▶ **Provided data**:
◆ ◆ ◆ ◆ ◆ ◆ ◆
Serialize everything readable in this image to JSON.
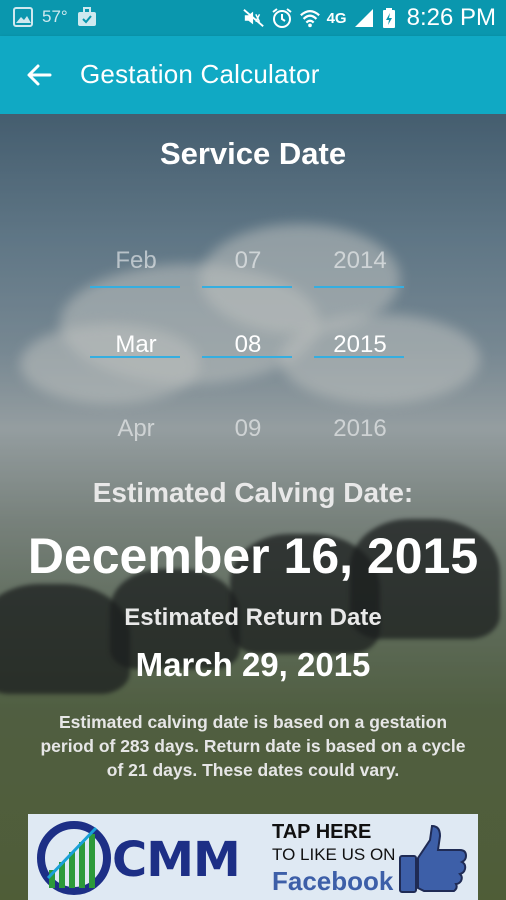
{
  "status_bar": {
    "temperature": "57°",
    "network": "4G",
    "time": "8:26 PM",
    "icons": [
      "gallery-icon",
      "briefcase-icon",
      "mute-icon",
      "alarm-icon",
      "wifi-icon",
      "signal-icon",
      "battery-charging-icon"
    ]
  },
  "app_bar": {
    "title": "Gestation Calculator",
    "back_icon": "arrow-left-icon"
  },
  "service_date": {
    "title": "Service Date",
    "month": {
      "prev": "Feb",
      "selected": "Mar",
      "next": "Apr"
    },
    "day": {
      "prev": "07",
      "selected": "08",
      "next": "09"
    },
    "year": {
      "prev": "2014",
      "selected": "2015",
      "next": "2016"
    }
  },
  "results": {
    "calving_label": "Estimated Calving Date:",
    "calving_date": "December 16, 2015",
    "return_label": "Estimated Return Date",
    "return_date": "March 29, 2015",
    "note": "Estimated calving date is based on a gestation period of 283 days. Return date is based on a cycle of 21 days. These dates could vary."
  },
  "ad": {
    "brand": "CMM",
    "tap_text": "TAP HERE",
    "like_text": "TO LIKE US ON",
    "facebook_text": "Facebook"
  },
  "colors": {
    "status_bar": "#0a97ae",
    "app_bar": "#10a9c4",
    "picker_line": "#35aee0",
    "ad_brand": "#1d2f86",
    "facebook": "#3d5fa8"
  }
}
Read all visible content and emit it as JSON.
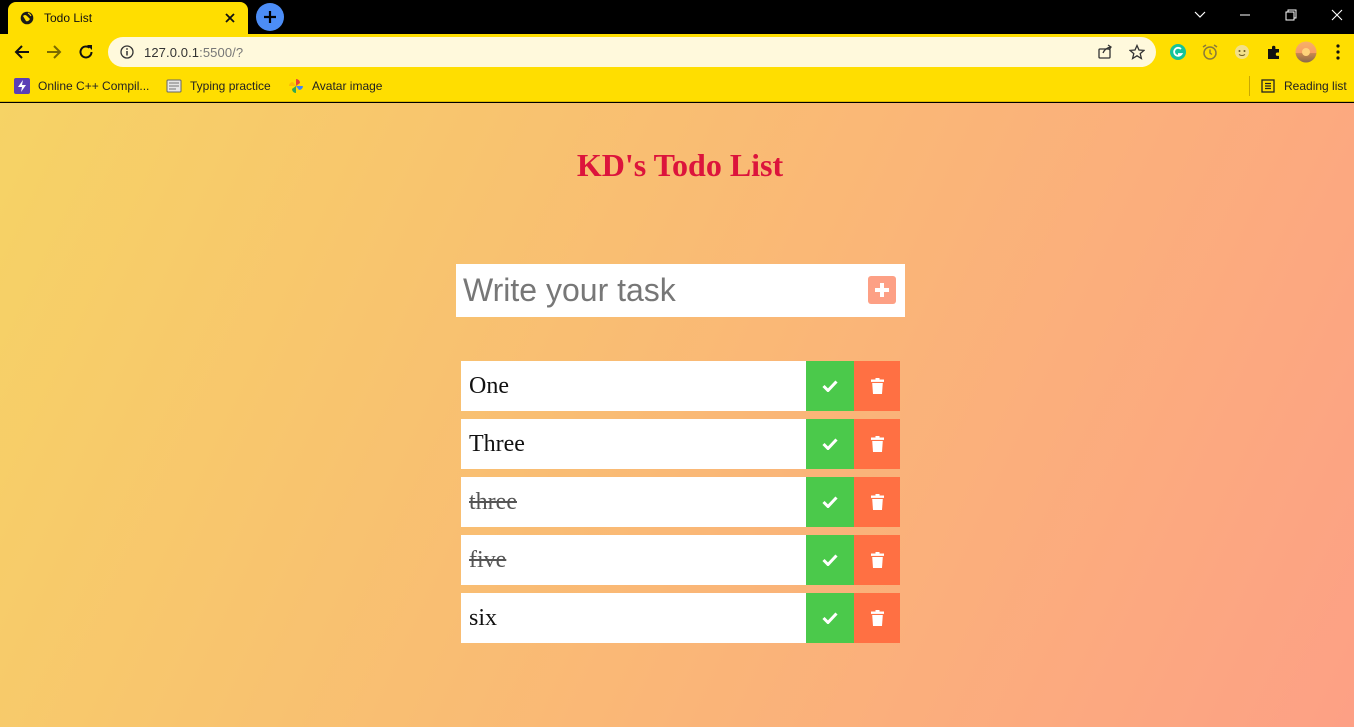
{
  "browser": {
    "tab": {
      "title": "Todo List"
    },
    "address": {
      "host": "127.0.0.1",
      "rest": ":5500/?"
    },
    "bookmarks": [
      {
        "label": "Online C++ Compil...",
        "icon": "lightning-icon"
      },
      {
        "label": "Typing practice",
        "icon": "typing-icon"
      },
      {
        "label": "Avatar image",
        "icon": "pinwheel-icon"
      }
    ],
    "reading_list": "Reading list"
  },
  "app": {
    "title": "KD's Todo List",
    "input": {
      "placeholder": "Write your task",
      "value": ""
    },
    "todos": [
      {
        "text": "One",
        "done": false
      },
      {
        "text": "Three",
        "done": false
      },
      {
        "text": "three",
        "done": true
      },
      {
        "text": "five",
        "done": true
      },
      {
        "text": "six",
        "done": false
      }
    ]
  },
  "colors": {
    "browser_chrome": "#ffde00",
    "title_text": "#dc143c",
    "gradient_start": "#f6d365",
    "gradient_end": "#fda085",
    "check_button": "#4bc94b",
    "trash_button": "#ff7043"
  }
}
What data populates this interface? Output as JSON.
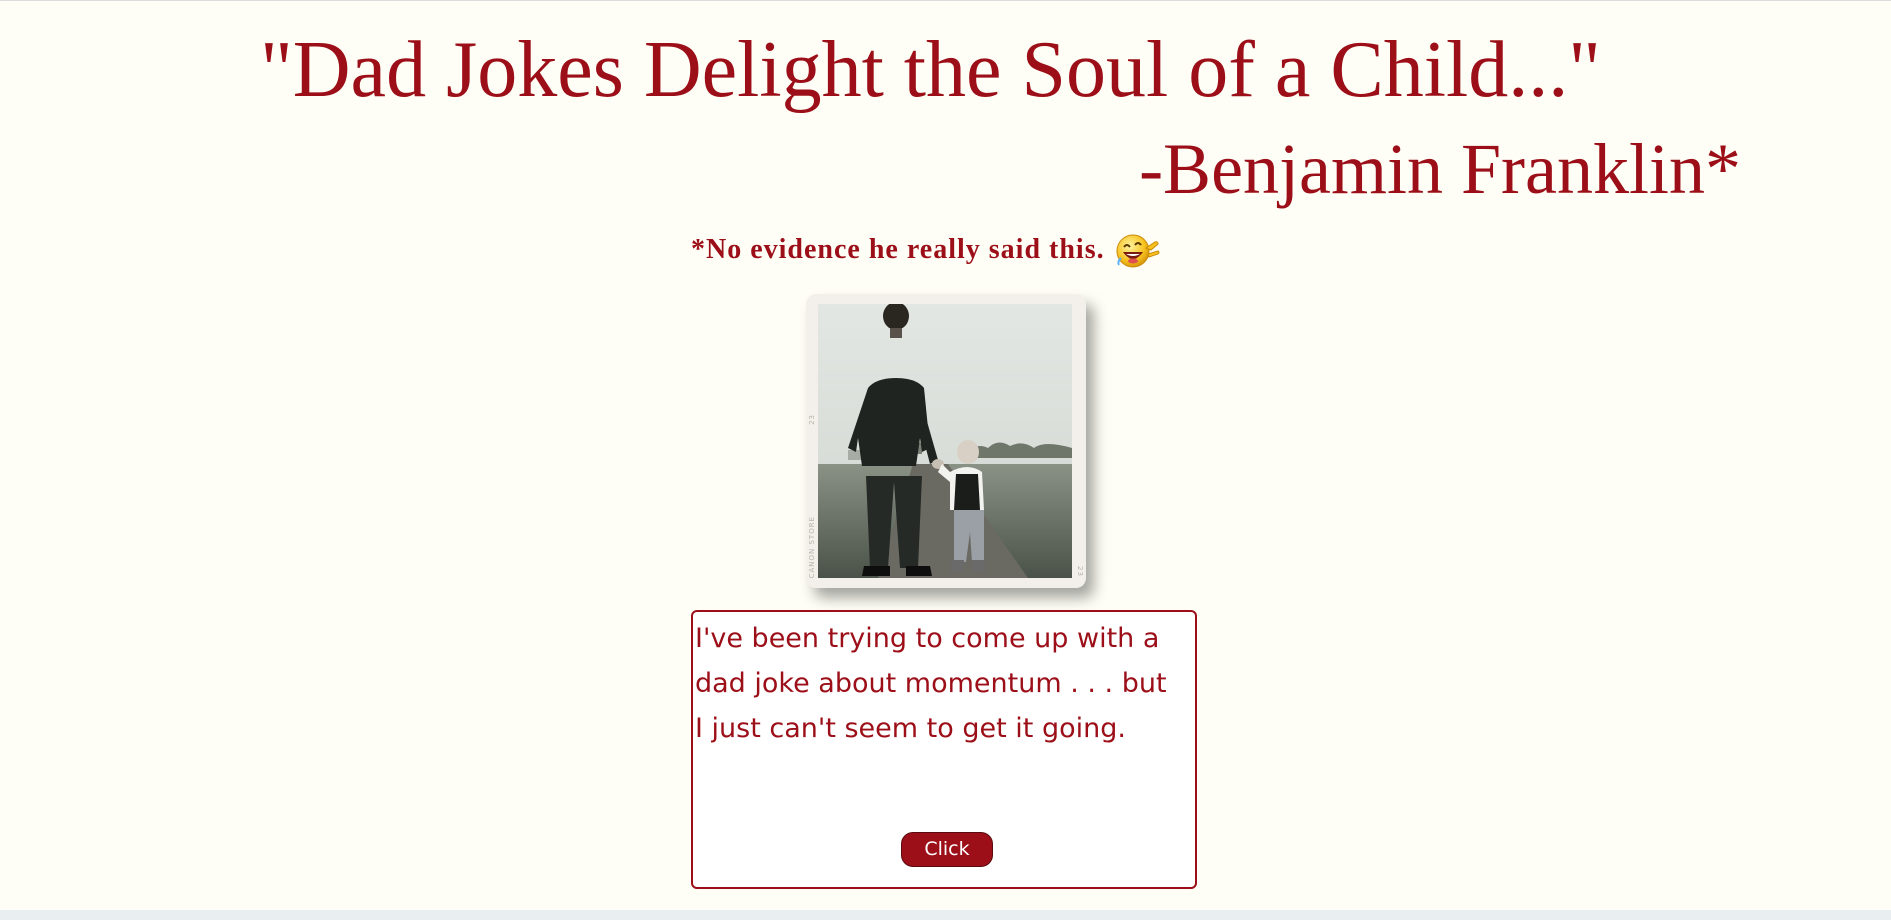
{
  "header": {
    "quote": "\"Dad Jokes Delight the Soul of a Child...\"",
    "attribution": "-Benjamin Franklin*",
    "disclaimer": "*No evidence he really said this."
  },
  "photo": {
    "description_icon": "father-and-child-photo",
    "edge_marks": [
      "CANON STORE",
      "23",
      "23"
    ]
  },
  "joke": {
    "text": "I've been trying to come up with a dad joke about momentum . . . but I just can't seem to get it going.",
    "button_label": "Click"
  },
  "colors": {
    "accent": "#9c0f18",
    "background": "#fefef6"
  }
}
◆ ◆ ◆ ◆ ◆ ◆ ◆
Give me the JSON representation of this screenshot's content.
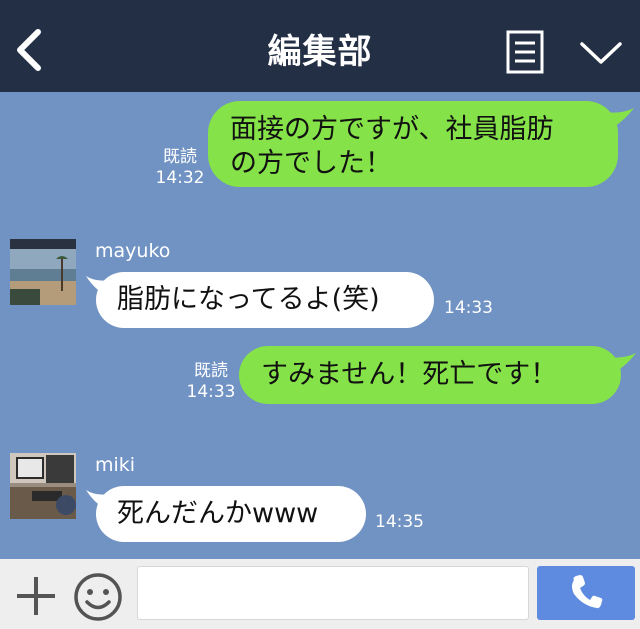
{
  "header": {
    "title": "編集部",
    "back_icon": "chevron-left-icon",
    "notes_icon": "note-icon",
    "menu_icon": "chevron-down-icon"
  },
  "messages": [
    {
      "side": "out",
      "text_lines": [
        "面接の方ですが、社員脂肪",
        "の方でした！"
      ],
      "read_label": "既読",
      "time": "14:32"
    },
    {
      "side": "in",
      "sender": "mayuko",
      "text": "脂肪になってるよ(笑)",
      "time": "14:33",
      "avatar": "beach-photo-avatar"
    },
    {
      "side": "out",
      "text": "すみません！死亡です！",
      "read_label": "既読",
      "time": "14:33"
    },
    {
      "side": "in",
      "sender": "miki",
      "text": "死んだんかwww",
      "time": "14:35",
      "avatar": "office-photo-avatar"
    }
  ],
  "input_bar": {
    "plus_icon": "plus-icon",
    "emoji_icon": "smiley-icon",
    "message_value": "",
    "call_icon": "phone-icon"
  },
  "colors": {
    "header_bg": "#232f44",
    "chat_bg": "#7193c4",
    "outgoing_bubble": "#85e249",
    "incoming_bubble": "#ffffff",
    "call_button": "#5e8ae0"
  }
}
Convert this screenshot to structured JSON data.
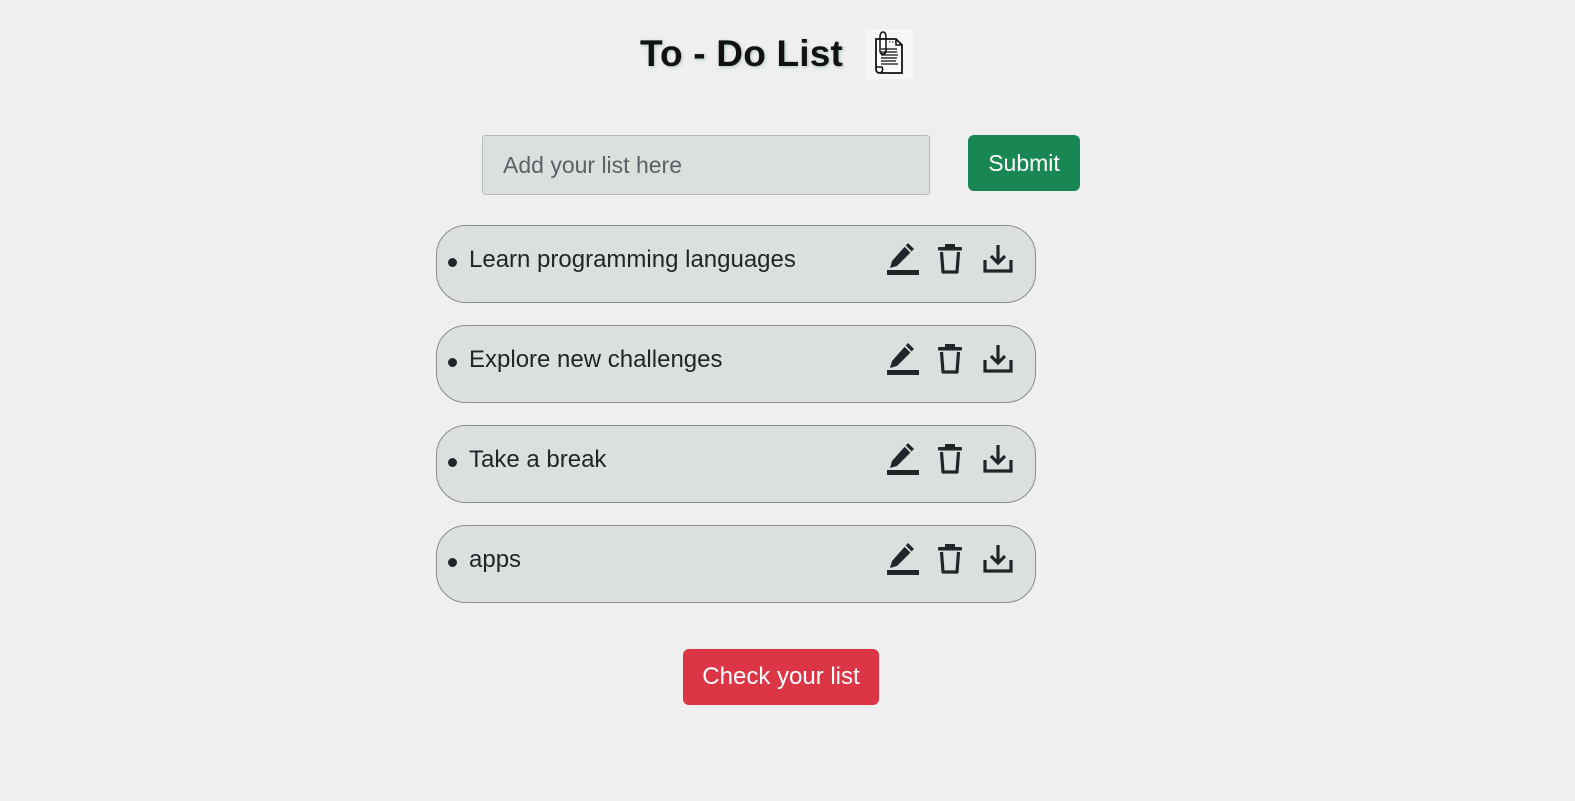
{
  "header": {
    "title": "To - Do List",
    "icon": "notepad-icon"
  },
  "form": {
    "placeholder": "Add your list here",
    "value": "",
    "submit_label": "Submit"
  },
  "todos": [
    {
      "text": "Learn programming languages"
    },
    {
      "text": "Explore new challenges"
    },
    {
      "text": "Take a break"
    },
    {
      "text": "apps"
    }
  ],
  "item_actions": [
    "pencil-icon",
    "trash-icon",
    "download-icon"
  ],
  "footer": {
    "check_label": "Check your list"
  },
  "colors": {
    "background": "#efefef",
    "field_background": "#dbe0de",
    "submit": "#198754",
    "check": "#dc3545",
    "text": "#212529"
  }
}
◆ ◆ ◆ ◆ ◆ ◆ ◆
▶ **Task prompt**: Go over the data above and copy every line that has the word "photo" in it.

▶ **Response area**:
  "photo": {
    "description_icon": "father-and-child-photo",
      "avatar": "beach-photo-avatar"
      "avatar": "office-photo-avatar"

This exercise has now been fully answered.